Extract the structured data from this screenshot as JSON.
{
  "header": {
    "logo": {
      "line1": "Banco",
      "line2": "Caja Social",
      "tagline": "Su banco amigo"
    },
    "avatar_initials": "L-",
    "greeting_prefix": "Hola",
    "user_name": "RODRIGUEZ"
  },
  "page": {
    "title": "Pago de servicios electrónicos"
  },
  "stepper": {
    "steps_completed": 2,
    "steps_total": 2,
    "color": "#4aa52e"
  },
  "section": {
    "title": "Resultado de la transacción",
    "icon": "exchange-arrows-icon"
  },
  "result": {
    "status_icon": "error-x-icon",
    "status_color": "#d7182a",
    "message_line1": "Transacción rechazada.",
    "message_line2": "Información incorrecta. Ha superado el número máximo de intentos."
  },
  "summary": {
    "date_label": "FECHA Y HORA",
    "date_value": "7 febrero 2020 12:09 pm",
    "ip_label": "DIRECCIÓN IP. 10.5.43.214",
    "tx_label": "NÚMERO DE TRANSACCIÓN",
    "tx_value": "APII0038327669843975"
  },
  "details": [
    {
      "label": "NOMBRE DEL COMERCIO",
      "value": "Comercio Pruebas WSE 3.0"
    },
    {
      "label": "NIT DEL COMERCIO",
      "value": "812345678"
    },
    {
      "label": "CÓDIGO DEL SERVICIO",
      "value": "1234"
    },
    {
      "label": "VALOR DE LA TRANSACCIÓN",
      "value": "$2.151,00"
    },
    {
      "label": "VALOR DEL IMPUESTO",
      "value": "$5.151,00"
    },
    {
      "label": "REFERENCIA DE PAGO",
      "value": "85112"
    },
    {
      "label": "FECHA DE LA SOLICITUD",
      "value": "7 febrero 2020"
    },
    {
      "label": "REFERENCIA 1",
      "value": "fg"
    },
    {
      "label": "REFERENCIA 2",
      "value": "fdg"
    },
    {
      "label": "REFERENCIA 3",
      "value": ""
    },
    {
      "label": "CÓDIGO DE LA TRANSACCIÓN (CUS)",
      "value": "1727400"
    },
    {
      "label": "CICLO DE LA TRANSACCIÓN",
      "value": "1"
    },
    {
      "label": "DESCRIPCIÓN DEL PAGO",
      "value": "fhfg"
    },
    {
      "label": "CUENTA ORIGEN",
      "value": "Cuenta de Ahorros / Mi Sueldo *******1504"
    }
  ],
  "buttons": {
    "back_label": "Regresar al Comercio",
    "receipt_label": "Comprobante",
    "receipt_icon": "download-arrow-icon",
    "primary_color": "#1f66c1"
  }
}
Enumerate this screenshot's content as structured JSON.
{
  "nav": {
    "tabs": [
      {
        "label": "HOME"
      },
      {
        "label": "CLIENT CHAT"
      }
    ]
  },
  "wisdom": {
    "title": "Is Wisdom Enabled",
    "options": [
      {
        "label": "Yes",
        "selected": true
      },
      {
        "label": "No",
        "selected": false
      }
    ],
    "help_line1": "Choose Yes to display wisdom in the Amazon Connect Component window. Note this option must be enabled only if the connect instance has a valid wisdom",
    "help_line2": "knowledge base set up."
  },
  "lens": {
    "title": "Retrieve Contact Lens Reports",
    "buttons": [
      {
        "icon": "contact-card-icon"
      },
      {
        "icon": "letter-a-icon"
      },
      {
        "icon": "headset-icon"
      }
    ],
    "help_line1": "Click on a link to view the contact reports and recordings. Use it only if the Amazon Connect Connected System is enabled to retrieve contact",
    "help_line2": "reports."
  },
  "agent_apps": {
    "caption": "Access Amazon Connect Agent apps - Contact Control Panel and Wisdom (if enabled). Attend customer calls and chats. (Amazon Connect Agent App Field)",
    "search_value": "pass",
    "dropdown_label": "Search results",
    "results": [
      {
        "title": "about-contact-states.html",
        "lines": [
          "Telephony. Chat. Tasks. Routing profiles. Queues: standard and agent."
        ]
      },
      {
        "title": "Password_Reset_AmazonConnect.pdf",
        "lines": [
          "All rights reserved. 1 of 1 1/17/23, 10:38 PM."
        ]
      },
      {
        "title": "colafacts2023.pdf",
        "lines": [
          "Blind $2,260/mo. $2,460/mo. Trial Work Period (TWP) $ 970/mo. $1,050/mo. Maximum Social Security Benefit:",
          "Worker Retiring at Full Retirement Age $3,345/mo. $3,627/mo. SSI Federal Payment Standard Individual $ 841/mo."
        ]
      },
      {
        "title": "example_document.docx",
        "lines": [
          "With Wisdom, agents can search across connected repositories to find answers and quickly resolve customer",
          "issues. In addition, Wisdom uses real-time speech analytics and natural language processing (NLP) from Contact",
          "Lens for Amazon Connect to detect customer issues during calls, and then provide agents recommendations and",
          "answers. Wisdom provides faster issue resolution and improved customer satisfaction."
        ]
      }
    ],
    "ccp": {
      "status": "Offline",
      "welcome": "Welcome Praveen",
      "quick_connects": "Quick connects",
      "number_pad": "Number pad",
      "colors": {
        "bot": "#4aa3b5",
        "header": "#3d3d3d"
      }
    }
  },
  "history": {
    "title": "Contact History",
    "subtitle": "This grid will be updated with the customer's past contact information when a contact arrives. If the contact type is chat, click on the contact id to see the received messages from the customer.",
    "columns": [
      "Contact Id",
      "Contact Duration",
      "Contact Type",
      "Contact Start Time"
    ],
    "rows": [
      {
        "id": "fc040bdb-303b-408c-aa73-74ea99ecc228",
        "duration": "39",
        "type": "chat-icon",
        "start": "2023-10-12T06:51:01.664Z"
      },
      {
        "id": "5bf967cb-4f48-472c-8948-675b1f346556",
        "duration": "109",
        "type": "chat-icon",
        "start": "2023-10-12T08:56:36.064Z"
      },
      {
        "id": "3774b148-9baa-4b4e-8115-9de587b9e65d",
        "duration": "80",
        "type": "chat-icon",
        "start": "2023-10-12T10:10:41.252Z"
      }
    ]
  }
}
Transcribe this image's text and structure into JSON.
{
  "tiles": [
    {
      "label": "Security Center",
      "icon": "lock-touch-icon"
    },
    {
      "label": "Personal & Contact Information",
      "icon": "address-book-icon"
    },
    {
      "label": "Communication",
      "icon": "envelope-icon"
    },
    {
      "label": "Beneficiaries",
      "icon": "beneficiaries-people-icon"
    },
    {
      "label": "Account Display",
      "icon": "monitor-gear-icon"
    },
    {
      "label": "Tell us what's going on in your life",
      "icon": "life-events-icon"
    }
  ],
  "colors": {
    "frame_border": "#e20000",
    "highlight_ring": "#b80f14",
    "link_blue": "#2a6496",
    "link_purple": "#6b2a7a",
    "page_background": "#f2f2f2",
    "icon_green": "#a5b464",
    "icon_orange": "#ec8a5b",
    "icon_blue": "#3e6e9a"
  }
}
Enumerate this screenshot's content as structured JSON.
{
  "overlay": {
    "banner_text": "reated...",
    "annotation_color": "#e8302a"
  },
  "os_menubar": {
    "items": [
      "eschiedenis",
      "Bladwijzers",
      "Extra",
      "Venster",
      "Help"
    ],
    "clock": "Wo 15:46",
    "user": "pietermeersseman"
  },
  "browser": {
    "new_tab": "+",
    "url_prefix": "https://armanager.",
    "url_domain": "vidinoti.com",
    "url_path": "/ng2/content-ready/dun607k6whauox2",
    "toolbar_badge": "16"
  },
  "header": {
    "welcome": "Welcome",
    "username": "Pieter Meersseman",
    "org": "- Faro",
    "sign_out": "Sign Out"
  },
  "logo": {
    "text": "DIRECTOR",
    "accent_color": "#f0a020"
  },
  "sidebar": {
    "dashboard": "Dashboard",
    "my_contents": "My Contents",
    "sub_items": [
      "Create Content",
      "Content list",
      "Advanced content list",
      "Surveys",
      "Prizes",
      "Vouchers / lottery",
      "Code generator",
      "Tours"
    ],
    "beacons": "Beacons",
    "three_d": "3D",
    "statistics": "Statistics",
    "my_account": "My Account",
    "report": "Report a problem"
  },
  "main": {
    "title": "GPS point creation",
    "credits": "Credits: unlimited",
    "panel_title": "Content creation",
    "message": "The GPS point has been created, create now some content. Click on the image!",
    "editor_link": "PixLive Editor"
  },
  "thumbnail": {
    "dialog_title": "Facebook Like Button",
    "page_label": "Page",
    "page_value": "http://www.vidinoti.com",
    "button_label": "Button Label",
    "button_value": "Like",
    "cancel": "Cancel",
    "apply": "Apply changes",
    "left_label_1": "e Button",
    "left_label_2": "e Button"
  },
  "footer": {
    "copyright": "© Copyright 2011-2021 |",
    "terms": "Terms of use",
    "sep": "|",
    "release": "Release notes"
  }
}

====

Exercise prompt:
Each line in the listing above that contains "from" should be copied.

Response area:
Extract the structured data from this screenshot as JSON.
          "issues. In addition, Wisdom uses real-time speech analytics and natural language processing (NLP) from Contact",
    "subtitle": "This grid will be updated with the customer's past contact information when a contact arrives. If the contact type is chat, click on the contact id to see the received messages from the customer.",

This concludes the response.